_Activity_
Copy the records exactly, every one of them.

_Available data_
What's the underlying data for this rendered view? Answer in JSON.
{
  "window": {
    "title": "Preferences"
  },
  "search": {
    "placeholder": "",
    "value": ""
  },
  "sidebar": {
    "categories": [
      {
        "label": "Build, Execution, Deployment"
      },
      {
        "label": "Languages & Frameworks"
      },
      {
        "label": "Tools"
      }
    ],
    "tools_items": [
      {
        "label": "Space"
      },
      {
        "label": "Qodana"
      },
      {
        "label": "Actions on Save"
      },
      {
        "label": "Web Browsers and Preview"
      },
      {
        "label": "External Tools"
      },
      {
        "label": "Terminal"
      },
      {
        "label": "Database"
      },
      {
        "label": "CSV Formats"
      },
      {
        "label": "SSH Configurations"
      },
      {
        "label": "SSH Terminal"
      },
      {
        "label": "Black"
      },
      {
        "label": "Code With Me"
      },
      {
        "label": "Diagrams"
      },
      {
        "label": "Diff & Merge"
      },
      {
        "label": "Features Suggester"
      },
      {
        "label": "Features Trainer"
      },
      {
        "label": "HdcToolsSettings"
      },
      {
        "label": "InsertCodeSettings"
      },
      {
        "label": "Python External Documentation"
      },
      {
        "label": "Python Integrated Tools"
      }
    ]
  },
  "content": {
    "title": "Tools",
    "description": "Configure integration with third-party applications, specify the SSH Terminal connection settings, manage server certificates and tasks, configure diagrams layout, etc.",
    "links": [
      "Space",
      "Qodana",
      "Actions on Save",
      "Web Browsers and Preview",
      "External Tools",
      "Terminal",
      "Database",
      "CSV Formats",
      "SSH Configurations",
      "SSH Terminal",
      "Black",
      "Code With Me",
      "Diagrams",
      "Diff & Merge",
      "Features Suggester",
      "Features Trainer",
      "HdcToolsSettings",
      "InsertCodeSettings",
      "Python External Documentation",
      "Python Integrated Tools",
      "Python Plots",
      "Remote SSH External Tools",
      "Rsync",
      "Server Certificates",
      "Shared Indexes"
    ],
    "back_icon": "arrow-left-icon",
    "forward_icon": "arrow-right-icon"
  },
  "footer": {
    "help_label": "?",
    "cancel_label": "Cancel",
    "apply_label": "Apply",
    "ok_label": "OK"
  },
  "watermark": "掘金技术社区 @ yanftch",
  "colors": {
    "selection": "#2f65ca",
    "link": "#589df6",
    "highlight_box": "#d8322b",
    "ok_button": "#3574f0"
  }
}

_The completed task_
What's the underlying data for this rendered view? Answer in JSON.
{
  "window": {
    "title": "Preferences"
  },
  "search": {
    "placeholder": "",
    "value": ""
  },
  "sidebar": {
    "categories": [
      {
        "label": "Build, Execution, Deployment"
      },
      {
        "label": "Languages & Frameworks"
      },
      {
        "label": "Tools"
      }
    ],
    "tools_items": [
      {
        "label": "Space"
      },
      {
        "label": "Qodana"
      },
      {
        "label": "Actions on Save"
      },
      {
        "label": "Web Browsers and Preview"
      },
      {
        "label": "External Tools"
      },
      {
        "label": "Terminal"
      },
      {
        "label": "Database"
      },
      {
        "label": "CSV Formats"
      },
      {
        "label": "SSH Configurations"
      },
      {
        "label": "SSH Terminal"
      },
      {
        "label": "Black"
      },
      {
        "label": "Code With Me"
      },
      {
        "label": "Diagrams"
      },
      {
        "label": "Diff & Merge"
      },
      {
        "label": "Features Suggester"
      },
      {
        "label": "Features Trainer"
      },
      {
        "label": "HdcToolsSettings"
      },
      {
        "label": "InsertCodeSettings"
      },
      {
        "label": "Python External Documentation"
      },
      {
        "label": "Python Integrated Tools"
      }
    ]
  },
  "content": {
    "title": "Tools",
    "description": "Configure integration with third-party applications, specify the SSH Terminal connection settings, manage server certificates and tasks, configure diagrams layout, etc.",
    "links": [
      "Space",
      "Qodana",
      "Actions on Save",
      "Web Browsers and Preview",
      "External Tools",
      "Terminal",
      "Database",
      "CSV Formats",
      "SSH Configurations",
      "SSH Terminal",
      "Black",
      "Code With Me",
      "Diagrams",
      "Diff & Merge",
      "Features Suggester",
      "Features Trainer",
      "HdcToolsSettings",
      "InsertCodeSettings",
      "Python External Documentation",
      "Python Integrated Tools",
      "Python Plots",
      "Remote SSH External Tools",
      "Rsync",
      "Server Certificates",
      "Shared Indexes"
    ],
    "back_icon": "arrow-left-icon",
    "forward_icon": "arrow-right-icon"
  },
  "footer": {
    "help_label": "?",
    "cancel_label": "Cancel",
    "apply_label": "Apply",
    "ok_label": "OK"
  },
  "watermark": "掘金技术社区 @ yanftch",
  "colors": {
    "selection": "#2f65ca",
    "link": "#589df6",
    "highlight_box": "#d8322b",
    "ok_button": "#3574f0"
  }
}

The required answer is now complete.